For electric car (and eventually autonomous car) proliferation to occur at the anticipated levels, advances are needed to make it possible to integrate technology such as chiplets, which will give automotive engineers greater flexibility to customize their designs. For example, if more artificial-intelligence (AI) performance is required in advanced driver-assistance systems (ADAS), engineers will have the capability to integrate AI accelerators into a single chip.
To show how it intends to remove obstacles and create opportunities, Renesas Electronics has laid out plans for its next-generation systems on chips (SoCs) and microcontrollers (MCUs), targeting all major applications across the automotive digital domain. The company also provided advance information about its fifth-generation R-Car SoC for high-performance applications with in-package chiplet integration technology,
Renesas revealed two forthcoming MCU advances in the next-generation R-Car family. One is a new crossover MCU series designed to deliver the performance required for domain and zone electronic control units (ECUs) in upcoming automotive architectures. The company further announced it will introduce a separate MCU platform tailored for the vehicle control market.
A Different Software Pathway
As automotive software grows in size and complexity, the conventional approach of using hardware for software design is becoming outdated due to its lengthy production process. As a first step toward resolving this issue, Renesas is pioneering a virtual development environment for application software. It will offer advanced debugging and evaluation tools to analyze and evaluate software performance.
The company will provide these tools for next-generation processors from the first quarter of next year. As a result, developers will be able to accelerate their software development efforts even before prototypes of the next-gen devices are accessible, accelerating time-to-market.
Arguably, the toughest hurdle designers must overcome is creating the vast amounts of software required to meet user demand for increased performance and functionality. On that front, the virtual software development environment aligns with the auto industry’s move toward a shift-left approach, as this practice is widely known.
By way of perhaps an overly simplified explanation, that shift left involves integrating tasks typically performed at the end of a design process into earlier stages. It’s the practice of beginning testing and evaluating software as early in the process as possible—sometimes before the hardware is available. The primary goal of shift left is to catch and correct critical defects and errors at an earlier stage when it’s easier and faster to address them.
To ensure the design complies with the foundry’s requirements, for example, in traditional IC design flows, signoff verification occurs at the end of the design cycle. However, that also makes possible a torrent of unexpected errors when all components of an SoC are compiled into a single chip. Correcting these errors can lead to multiple rounds of time-consuming debugging and verification iterations.
Another critical task is the development of more efficient platforms that can be optimized for specific use cases.
Fifth-Generation R-Car SoCs
Until its fourth generation, the R-Car SoCs were designed for specific use cases, such as ADAS/autonomous driving that requires high AI performance, as well as gateway solutions with enhanced communication capabilities. Renesas’s fifth-generation R-Car SoC will incorporate chiplet technology to create a flexible, customizable platform that meets various requirements for each use case.

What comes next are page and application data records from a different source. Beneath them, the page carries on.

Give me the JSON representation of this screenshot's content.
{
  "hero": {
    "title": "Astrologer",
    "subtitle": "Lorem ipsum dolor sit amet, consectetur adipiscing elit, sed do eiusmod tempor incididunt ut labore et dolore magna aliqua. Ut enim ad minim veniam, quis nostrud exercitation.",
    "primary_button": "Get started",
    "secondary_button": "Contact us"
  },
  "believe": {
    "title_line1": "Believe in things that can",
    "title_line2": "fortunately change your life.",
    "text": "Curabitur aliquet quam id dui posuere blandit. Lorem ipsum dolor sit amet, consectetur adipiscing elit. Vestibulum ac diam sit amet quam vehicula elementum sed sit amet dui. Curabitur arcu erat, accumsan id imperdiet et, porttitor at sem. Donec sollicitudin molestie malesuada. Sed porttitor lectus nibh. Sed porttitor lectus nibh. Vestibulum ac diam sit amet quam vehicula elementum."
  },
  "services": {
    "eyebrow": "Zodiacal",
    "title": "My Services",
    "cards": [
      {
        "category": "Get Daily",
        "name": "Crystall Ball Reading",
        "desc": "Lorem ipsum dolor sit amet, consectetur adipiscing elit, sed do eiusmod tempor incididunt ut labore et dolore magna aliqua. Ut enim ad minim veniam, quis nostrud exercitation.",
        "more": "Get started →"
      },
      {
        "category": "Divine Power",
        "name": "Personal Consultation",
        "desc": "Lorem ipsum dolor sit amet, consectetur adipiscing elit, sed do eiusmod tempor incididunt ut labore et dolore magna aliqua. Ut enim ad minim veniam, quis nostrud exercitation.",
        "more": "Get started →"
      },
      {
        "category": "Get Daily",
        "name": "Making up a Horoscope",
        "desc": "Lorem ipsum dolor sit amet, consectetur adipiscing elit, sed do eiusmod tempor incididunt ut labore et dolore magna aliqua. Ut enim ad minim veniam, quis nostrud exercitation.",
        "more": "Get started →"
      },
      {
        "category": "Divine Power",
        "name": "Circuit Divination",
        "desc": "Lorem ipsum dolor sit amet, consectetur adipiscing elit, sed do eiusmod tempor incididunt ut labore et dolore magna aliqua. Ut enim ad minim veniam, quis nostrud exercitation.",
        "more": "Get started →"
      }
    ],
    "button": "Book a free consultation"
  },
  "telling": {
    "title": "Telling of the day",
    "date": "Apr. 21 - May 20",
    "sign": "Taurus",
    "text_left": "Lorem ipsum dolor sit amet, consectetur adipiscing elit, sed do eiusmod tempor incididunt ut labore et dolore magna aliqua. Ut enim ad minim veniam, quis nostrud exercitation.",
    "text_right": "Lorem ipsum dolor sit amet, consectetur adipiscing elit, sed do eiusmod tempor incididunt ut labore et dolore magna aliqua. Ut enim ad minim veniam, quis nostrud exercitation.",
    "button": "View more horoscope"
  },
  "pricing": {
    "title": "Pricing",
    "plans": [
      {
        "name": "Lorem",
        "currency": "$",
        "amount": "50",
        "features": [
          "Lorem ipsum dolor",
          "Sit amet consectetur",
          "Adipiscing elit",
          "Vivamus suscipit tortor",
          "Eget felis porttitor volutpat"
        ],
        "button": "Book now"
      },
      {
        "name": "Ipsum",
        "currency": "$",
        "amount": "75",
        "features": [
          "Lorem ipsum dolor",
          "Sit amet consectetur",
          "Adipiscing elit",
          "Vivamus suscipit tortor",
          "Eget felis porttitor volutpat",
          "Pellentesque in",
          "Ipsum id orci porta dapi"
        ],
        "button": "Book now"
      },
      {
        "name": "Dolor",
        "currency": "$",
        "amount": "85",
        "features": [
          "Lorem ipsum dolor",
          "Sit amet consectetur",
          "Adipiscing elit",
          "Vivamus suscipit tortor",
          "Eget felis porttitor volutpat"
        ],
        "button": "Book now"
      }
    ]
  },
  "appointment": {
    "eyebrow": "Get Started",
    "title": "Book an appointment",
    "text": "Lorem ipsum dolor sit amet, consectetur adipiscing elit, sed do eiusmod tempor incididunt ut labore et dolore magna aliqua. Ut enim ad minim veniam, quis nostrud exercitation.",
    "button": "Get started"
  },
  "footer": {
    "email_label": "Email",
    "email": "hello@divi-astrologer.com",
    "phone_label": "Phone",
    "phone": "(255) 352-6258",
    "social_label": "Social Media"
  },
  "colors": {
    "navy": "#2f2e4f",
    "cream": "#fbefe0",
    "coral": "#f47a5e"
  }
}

The new platform will offer multiple processor sets from entry-level to higher-end models, and can integrate a variety of IP such as AI accelerators and IP by partners and customers into a single package. This will give users the option to customize designs according to their needs.
As vehicle architectures continue to evolve, it becomes increasingly important for domain control units (DCUs) and zone control units to handle both high computing performance and real-time processing. Renesas addressed this challenge by developing an Arm-based, 32-bit crossover R-Car MCU platform with built-in non-volatile memory (NVM) that the company says can deliver higher performance than currently offered by traditional MCUs.
What’s more, Renesas is also extending its vehicle control portfolio with a new R-Car MCU series, which will be powered by Arm as well. Thus, for the first time, automotive system developers will be able to take advantage of the software and ecosystem of Arm by using these new MCUs to build powertrain, body control, chassis, and instrument cluster systems. This expansion will allow the company to standardize IP between MCUs and SoCs, increasing software usability and preserving engineering investments for its customers.
"This roadmap comes after years of collaboration and discussions with Tier-1 and OEM customers,” said Vivek Bhan, Senior Vice President, Co-General Manager of the High Performance Computing, Analog and Power Solutions Group at Renesas. “What our customers have been telling us is that they need to be able to accelerate development without compromising quality. This means they must design and verify their software even before hardware arrives. We will help them realize this goal by continuing to invest in shift-left and software-first innovations, deploying new scalable embedded processors, and bolstering our vast network of development tools.”